President Trump’s order being announced during his visit to a Snap-on Tools company in Kenosha, Wisconsin April 18, basically calls on Commerce Secretary Wilbur Ross to examine the existing rules prioritizing “buy American” as well as assess the implementation of the hiring of foreign workers, including those who come under the high-skilled H-1B category.
Ross has to submit a report by Thanksgiving on whether American workers are being sidelined by hiring foreign workers at a lower wage. And it calls on the State Department, and the departments of Labor, Justice, Homeland Security, to suggest reforms.
Indians are the largest users of the H-1B (70 percent of the 65,000 annual quota). Over the last decade, the significant number of them have extended their H-1B visas, and swelled the ranks of the backlog for Green Cards by close to 900,000 according to some estimates from organizations like Immigration Voice, an advocacy group for immigrant skilled workers largely from India.
The Washington Post reported senior White House officials saying 80 percent of H1-B workers are paid less than the average wage for their job, and that will be the aspect on which Ross’ report will focus. The IT companies, including the largest ones like Facebook or Google, and Indian outsourcing companies like Infosys and Wipro operating here, have long argued they are unable to find equally trained Americans.
Senior White House officials briefing the press emphasized that the EO calls for “the strict enforcement of all laws governing entry into the United States of labor from abroad for the stated purpose of creating higher wages and higher employment rates for workers in the United States,” Reuters reported. It is meant to crack down on “fraud and abuse” in the immigration system, and sounds similar to the early April announcement by the U.S. Citizenship and Immigration Service that it was stepping up scrutiny of the H-1B visa among others.
According to the Washington Post, “The officials said reform could first come through administrative changes, such as raising the visa application fees, adjusting the wage scale to more accurately reflect prevailing salaries in the tech industry, and more vigorously enforcing violations. It could also change the lottery system to give foreigners with U.S. master’s degrees a leg up.”

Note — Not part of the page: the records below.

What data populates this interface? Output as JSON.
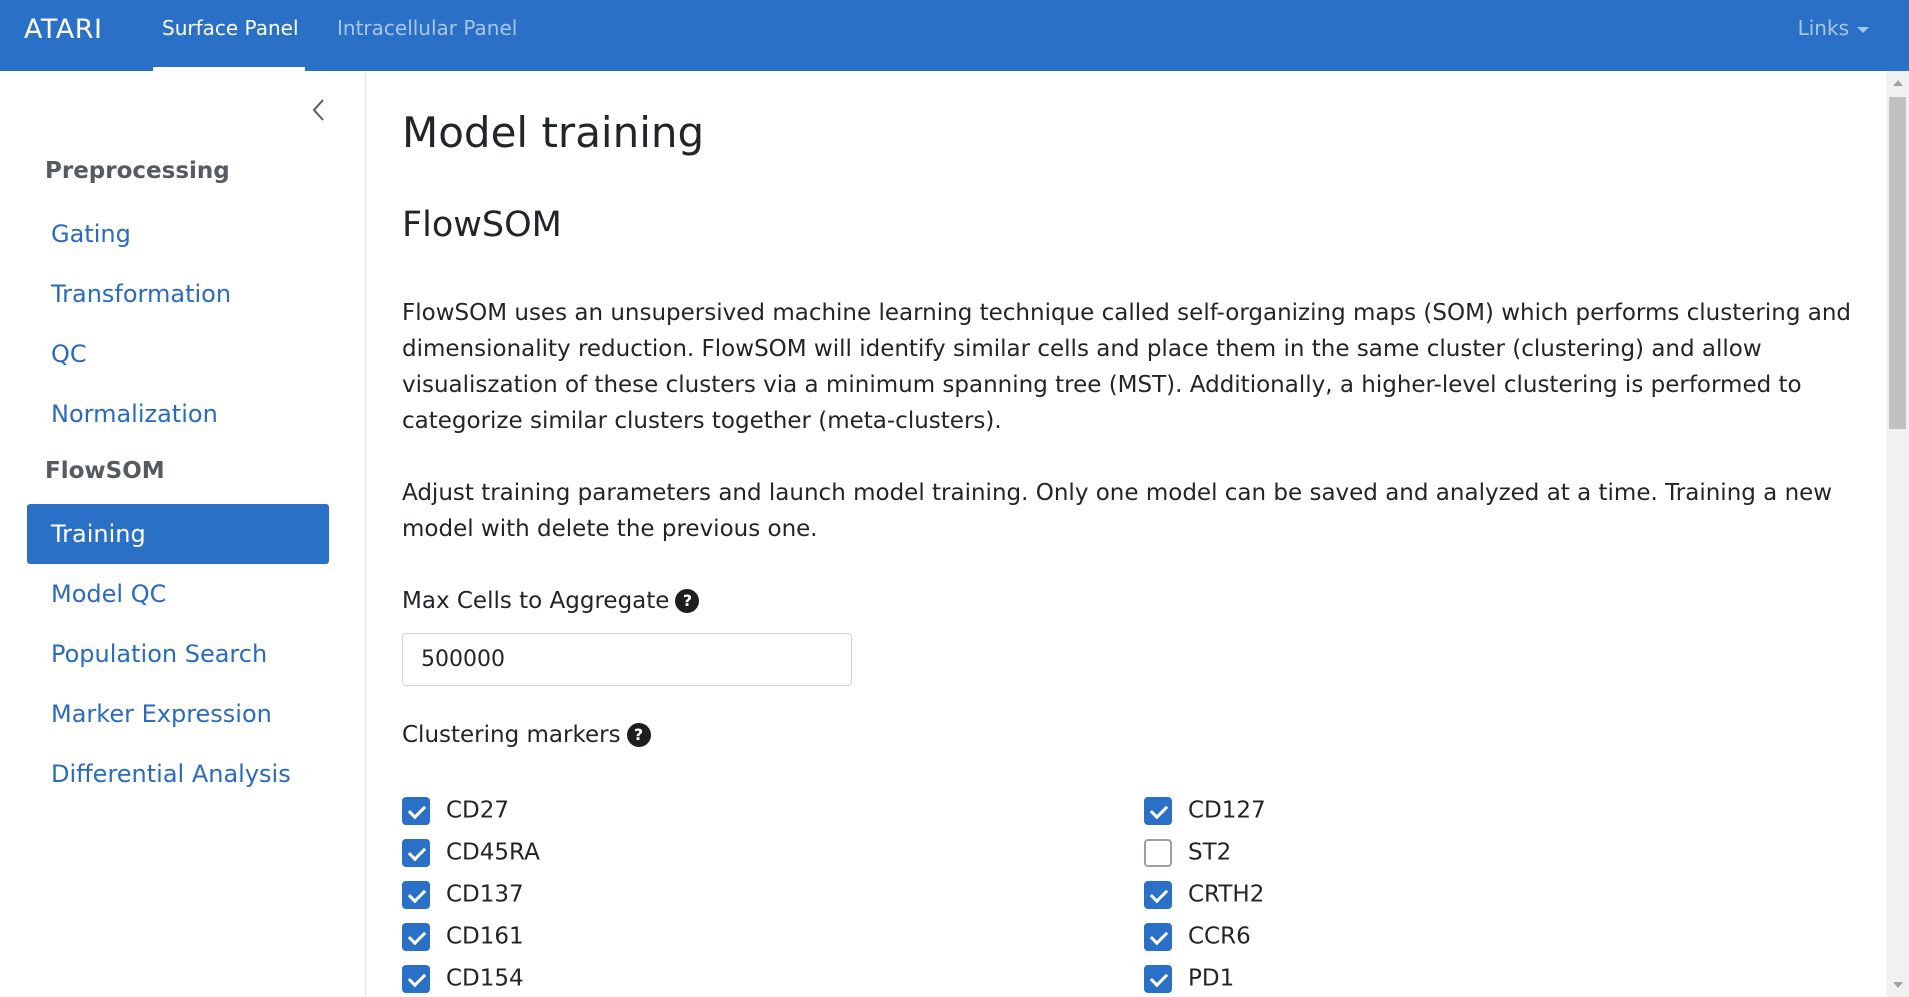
{
  "navbar": {
    "brand": "ATARI",
    "tabs": [
      {
        "label": "Surface Panel",
        "active": true
      },
      {
        "label": "Intracellular Panel",
        "active": false
      }
    ],
    "links_label": "Links",
    "color": "#2970c6"
  },
  "sidebar": {
    "collapse_icon": "chevron-left-icon",
    "sections": [
      {
        "title": "Preprocessing",
        "items": [
          "Gating",
          "Transformation",
          "QC",
          "Normalization"
        ]
      },
      {
        "title": "FlowSOM",
        "items": [
          "Training",
          "Model QC",
          "Population Search",
          "Marker Expression",
          "Differential Analysis"
        ]
      }
    ],
    "active_item": "Training"
  },
  "main": {
    "title": "Model training",
    "subtitle": "FlowSOM",
    "description": "FlowSOM uses an unsupersived machine learning technique called self-organizing maps (SOM) which performs clustering and dimensionality reduction. FlowSOM will identify similar cells and place them in the same cluster (clustering) and allow visualiszation of these clusters via a minimum spanning tree (MST). Additionally, a higher-level clustering is performed to categorize similar clusters together (meta-clusters).",
    "instructions": "Adjust training parameters and launch model training. Only one model can be saved and analyzed at a time. Training a new model with delete the previous one.",
    "max_cells": {
      "label": "Max Cells to Aggregate",
      "value": "500000"
    },
    "clustering_markers": {
      "label": "Clustering markers",
      "left_column": [
        {
          "name": "CD27",
          "checked": true
        },
        {
          "name": "CD45RA",
          "checked": true
        },
        {
          "name": "CD137",
          "checked": true
        },
        {
          "name": "CD161",
          "checked": true
        },
        {
          "name": "CD154",
          "checked": true
        }
      ],
      "right_column": [
        {
          "name": "CD127",
          "checked": true
        },
        {
          "name": "ST2",
          "checked": false
        },
        {
          "name": "CRTH2",
          "checked": true
        },
        {
          "name": "CCR6",
          "checked": true
        },
        {
          "name": "PD1",
          "checked": true
        }
      ]
    },
    "help_icon": "question-circle-icon"
  }
}
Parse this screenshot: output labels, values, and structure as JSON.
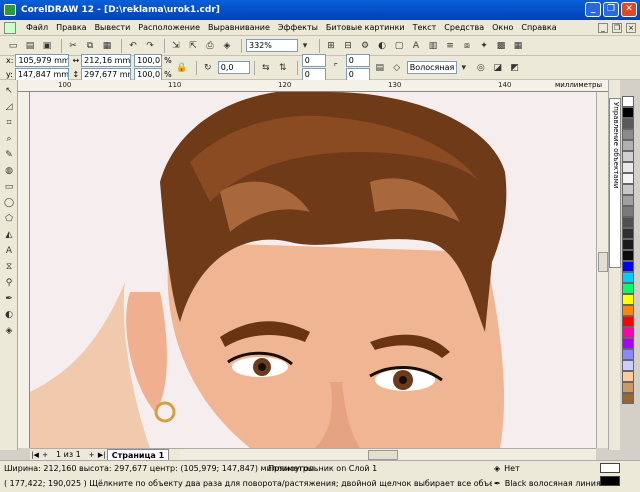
{
  "window": {
    "title": "CorelDRAW 12 - [D:\\reklama\\urok1.cdr]",
    "buttons": [
      "_",
      "❐",
      "✕"
    ]
  },
  "menu": {
    "items": [
      "Файл",
      "Правка",
      "Вывести",
      "Расположение",
      "Выравнивание",
      "Эффекты",
      "Битовые картинки",
      "Текст",
      "Средства",
      "Окно",
      "Справка"
    ]
  },
  "toolbar": {
    "zoom": "332%"
  },
  "property_bar": {
    "x": "105,979 mm",
    "y": "147,847 mm",
    "width": "212,16 mm",
    "height": "297,677 mm",
    "scale_x": "100,0",
    "scale_y": "100,0",
    "percent": "%",
    "rotation": "0,0",
    "corner_1": "0",
    "corner_2": "0",
    "corner_3": "0",
    "corner_4": "0",
    "outline": "Волосяная"
  },
  "ruler": {
    "ticks": [
      "100",
      "110",
      "120",
      "130",
      "140",
      "150"
    ],
    "units": "миллиметры"
  },
  "page_nav": {
    "count": "1 из 1",
    "page_tab": "Страница 1"
  },
  "docker": {
    "label": "Управление объектами"
  },
  "palette": {
    "colors": [
      "#ffffff",
      "#000000",
      "#5a5a5a",
      "#8a8a8a",
      "#b0b0b0",
      "#d0d0d0",
      "#e8e8e8",
      "#f4f4f4",
      "#c8c8c8",
      "#a0a0a0",
      "#7a7a7a",
      "#505050",
      "#303030",
      "#1a1a1a",
      "#0d0d0d",
      "#0000ff",
      "#00ccff",
      "#00ff66",
      "#ffff00",
      "#ff8800",
      "#ff0000",
      "#ff00aa",
      "#aa00ff",
      "#8888ff",
      "#ccccff",
      "#ffcc99",
      "#cc9966",
      "#996633"
    ]
  },
  "status": {
    "line1": "Ширина: 212,160 высота: 297,677 центр: (105,979; 147,847) миллиметры",
    "layer": "Прямоугольник on Слой 1",
    "line2": "( 177,422; 190,025 )   Щёлкните по объекту два раза для поворота/растяжения; двойной щелчок выбирает все объекты; Shift+щелчок - выбор не...",
    "fill": "Нет",
    "outline": "Black  волосяная линия"
  }
}
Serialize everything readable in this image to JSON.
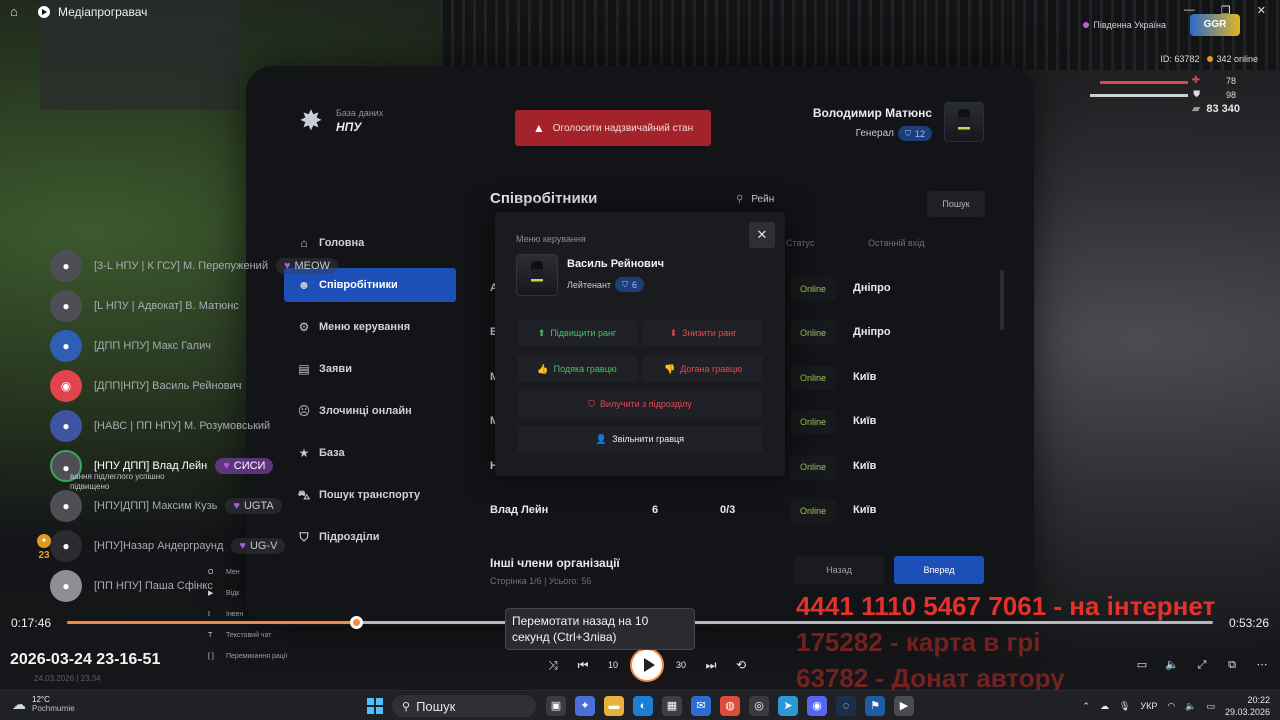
{
  "player": {
    "title": "Медіапрогравач",
    "time_current": "0:17:46",
    "time_total": "0:53:26",
    "progress": 0.252,
    "tooltip": "Перемотати назад на 10 секунд (Ctrl+Зліва)",
    "filename": "2026-03-24 23-16-51",
    "ghost_date": "24.03.2026 | 23:34",
    "buttons": [
      "shuffle",
      "previous",
      "rewind-10",
      "play",
      "forward-30",
      "next",
      "repeat-off"
    ],
    "rewind_label": "10",
    "forward_label": "30"
  },
  "hud": {
    "region": "Південна Україна",
    "logo": "GGR",
    "id_label": "ID: 63782",
    "online": "342 online",
    "health": "78",
    "armor": "98",
    "money": "83 340"
  },
  "tablet": {
    "brand_caption": "База даних",
    "brand_name": "НПУ",
    "nav": [
      {
        "label": "Головна",
        "icon": "home-icon"
      },
      {
        "label": "Співробітники",
        "icon": "users-icon",
        "active": true
      },
      {
        "label": "Меню керування",
        "icon": "gear-icon"
      },
      {
        "label": "Заяви",
        "icon": "inbox-icon"
      },
      {
        "label": "Злочинці онлайн",
        "icon": "mask-icon"
      },
      {
        "label": "База",
        "icon": "star-icon"
      },
      {
        "label": "Пошук транспорту",
        "icon": "car-icon"
      },
      {
        "label": "Підрозділи",
        "icon": "shield-icon"
      }
    ],
    "emergency_button": "Оголосити надзвичайний стан",
    "profile_name": "Володимир Матюнс",
    "profile_rank": "Генерал",
    "profile_level": "12",
    "section_title": "Співробітники",
    "search_value": "Рейн",
    "search_button": "Пошук",
    "columns": [
      "Статус",
      "Останній вхід"
    ],
    "rows": [
      {
        "name": "А",
        "rank": "",
        "warns": "",
        "status": "Online",
        "city": "Дніпро"
      },
      {
        "name": "В",
        "rank": "",
        "warns": "",
        "status": "Online",
        "city": "Дніпро"
      },
      {
        "name": "М",
        "rank": "",
        "warns": "",
        "status": "Online",
        "city": "Київ"
      },
      {
        "name": "М",
        "rank": "",
        "warns": "",
        "status": "Online",
        "city": "Київ"
      },
      {
        "name": "Н",
        "rank": "",
        "warns": "",
        "status": "Online",
        "city": "Київ"
      },
      {
        "name": "Влад Лейн",
        "rank": "6",
        "warns": "0/3",
        "status": "Online",
        "city": "Київ"
      }
    ],
    "others_title": "Інші члени організації",
    "page_info": "Сторінка 1/6 | Усього: 56",
    "back_button": "Назад",
    "next_button": "Вперед"
  },
  "modal": {
    "caption": "Меню керування",
    "name": "Василь Рейнович",
    "rank": "Лейтенант",
    "level": "6",
    "promote": "Підвищити ранг",
    "demote": "Знизити ранг",
    "thank": "Подяка гравцю",
    "reprimand": "Догана гравцю",
    "remove_unit": "Вилучити з підрозділу",
    "fire": "Звільнити гравця"
  },
  "chat": [
    {
      "name": "[3-L НПУ | К ГСУ] М. Перепужений",
      "tag": "MEOW"
    },
    {
      "name": "[L НПУ | Адвокат] В. Матюнс",
      "tag": ""
    },
    {
      "name": "[ДПП НПУ] Макс Галич",
      "tag": ""
    },
    {
      "name": "[ДПП|НПУ] Василь Рейнович",
      "tag": ""
    },
    {
      "name": "[НАВС | ПП НПУ] М. Розумовський",
      "tag": ""
    },
    {
      "name": "[НПУ ДПП] Влад Лейн",
      "tag": "СИСИ",
      "highlight": true
    },
    {
      "name": "[НПУ|ДПП] Максим Кузь",
      "tag": "UGTA"
    },
    {
      "name": "[НПУ]Назар Андерграунд",
      "tag": "UG-V"
    },
    {
      "name": "[ПП НПУ] Паша Сфінкс",
      "tag": ""
    }
  ],
  "notification": "вання підлеглого успішно підвищено",
  "level_badge": "23",
  "keymenu": [
    {
      "key": "O",
      "label": "Мен"
    },
    {
      "key": "▶",
      "label": "Відк"
    },
    {
      "key": "I",
      "label": "Інвен"
    },
    {
      "key": "T",
      "label": "Текстовий чат"
    },
    {
      "key": "[ ]",
      "label": "Перемикання рації"
    }
  ],
  "overlay": {
    "line1": "4441 1110 5467 7061 - на інтернет",
    "line2": "175282 - карта в грі",
    "line3": "63782 - Донат автору"
  },
  "taskbar": {
    "weather_temp": "12°C",
    "weather_desc": "Pochmurnie",
    "search_label": "Пошук",
    "lang": "УКР",
    "time": "20:22",
    "date": "29.03.2026"
  },
  "colors": {
    "accent": "#1d4fb8",
    "emergency": "#a4222a",
    "online": "#9fc45a",
    "progress": "#f08a3e",
    "overlay_red": "#e4312a"
  }
}
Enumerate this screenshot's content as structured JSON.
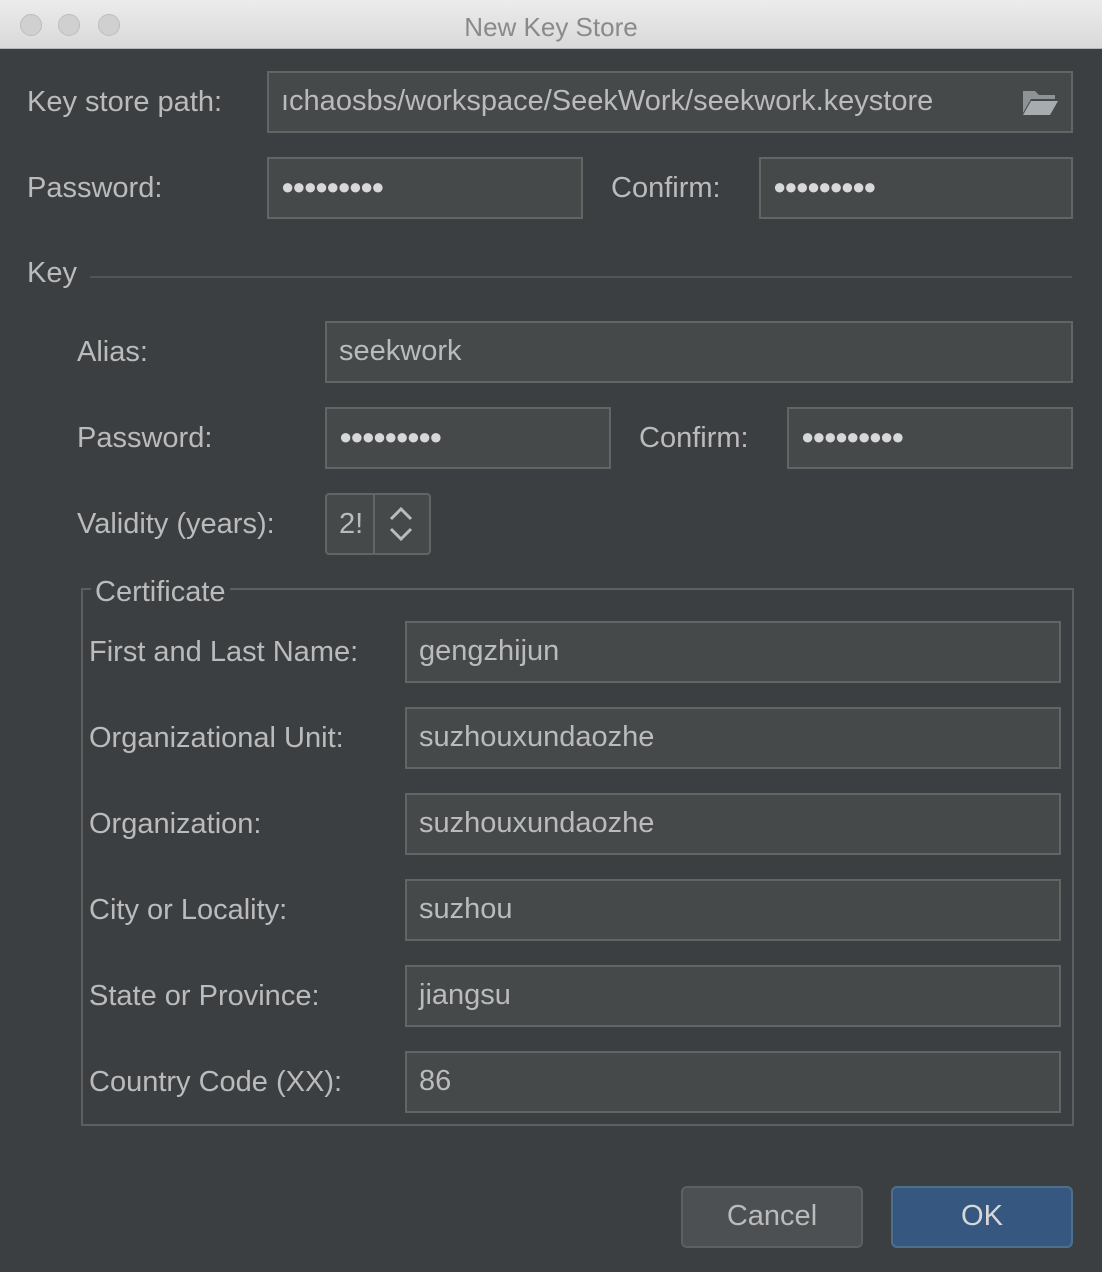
{
  "window": {
    "title": "New Key Store"
  },
  "keystore": {
    "path_label": "Key store path:",
    "path_value": "ıchaosbs/workspace/SeekWork/seekwork.keystore",
    "password_label": "Password:",
    "password_mask": "●●●●●●●●●",
    "confirm_label": "Confirm:",
    "confirm_mask": "●●●●●●●●●"
  },
  "key": {
    "section_label": "Key",
    "alias_label": "Alias:",
    "alias_value": "seekwork",
    "password_label": "Password:",
    "password_mask": "●●●●●●●●●",
    "confirm_label": "Confirm:",
    "confirm_mask": "●●●●●●●●●",
    "validity_label": "Validity (years):",
    "validity_value": "2!"
  },
  "certificate": {
    "legend": "Certificate",
    "name_label": "First and Last Name:",
    "name_value": "gengzhijun",
    "org_unit_label": "Organizational Unit:",
    "org_unit_value": "suzhouxundaozhe",
    "org_label": "Organization:",
    "org_value": "suzhouxundaozhe",
    "city_label": "City or Locality:",
    "city_value": "suzhou",
    "state_label": "State or Province:",
    "state_value": "jiangsu",
    "country_label": "Country Code (XX):",
    "country_value": "86"
  },
  "buttons": {
    "cancel": "Cancel",
    "ok": "OK"
  },
  "colors": {
    "background": "#3c3f41",
    "field": "#45494a",
    "ok_button": "#365880"
  },
  "icons": {
    "browse": "folder-icon",
    "spinner_up": "triangle-up-icon",
    "spinner_down": "triangle-down-icon"
  }
}
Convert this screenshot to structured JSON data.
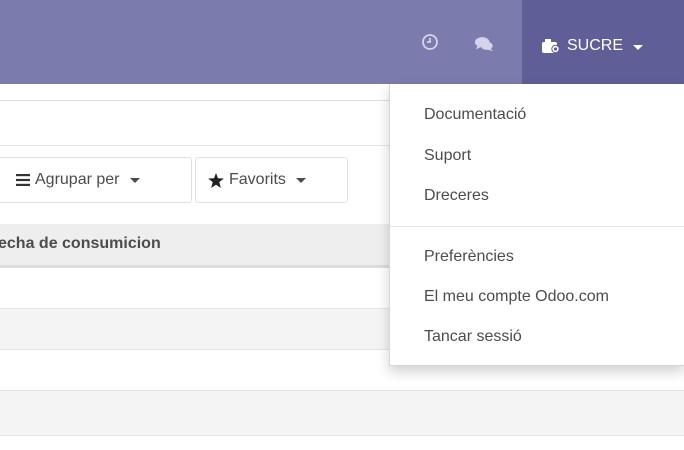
{
  "navbar": {
    "user_name": "SUCRE",
    "colors": {
      "bar": "#7c7bad",
      "active": "#5f5e97"
    }
  },
  "toolbar": {
    "group_by_label": "Agrupar per",
    "favorites_label": "Favorits"
  },
  "table": {
    "column_header": "echa de consumicion",
    "rows": 4
  },
  "user_dropdown": {
    "items": [
      "Documentació",
      "Suport",
      "Dreceres"
    ],
    "items2": [
      "Preferències",
      "El meu compte Odoo.com",
      "Tancar sessió"
    ]
  }
}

The April 18 EO requires various departments to propose reforms to ensure H1-Bs are awarded to the most skilled, and the “leg up” to Masters students already in the U.S., would favor Indian students at U.S. higher education institutions.
“Companies that are complying with the letter of the law are not worried,” Ron Somers, former head of the U.S. – India Chamber of Commerce, told News India Times, speaking about the USCIS announcement which preceded but mirrors the EO of April 18 in some areas.
“Also, we have been hearing that there are those abusing the (H-1B) program,” said Somers, who runs the business consulting firm, India First Group.
Sumani Dash, spokesperson for the Confederation of Indian Industry-USA, echoed Somers views. The USCIS announcement she said, meant that there would be more audits, “Which was already happening under the Obama administration.”
One of the provisions clarified both by the USCIS announcement, and the latest EO from Trump, is that entry-leel computer programmers do not qualify under H-1B. The CII recently led a week-long Capitol Hill lobbying effort, meeting several key lawmakers, including co-chairs of the India Caucus, and also Commerce Secretary Ross, and other key policymakers in the current administration.
“Everyone walked away comfortable that all this can be worked out,” Dash said. “We all agree we need high tech support; that there’s a lack of STEM (science, technology, engineering and math) resources here: we have to get people from elsewhere – the reality of the need for specialty occupations,” Dash added.
“We certainly conveyed some concerns Indian companies faced on high skills (area). And our request is that whatever change is made, should be applied in a level playing field,” Dash added. That is in part a reference to efforts by some lawmakers on the Hill to introduce legislation that has the effect of targeting Indian companies operating in the U.S., slamming high fees for any hires they make.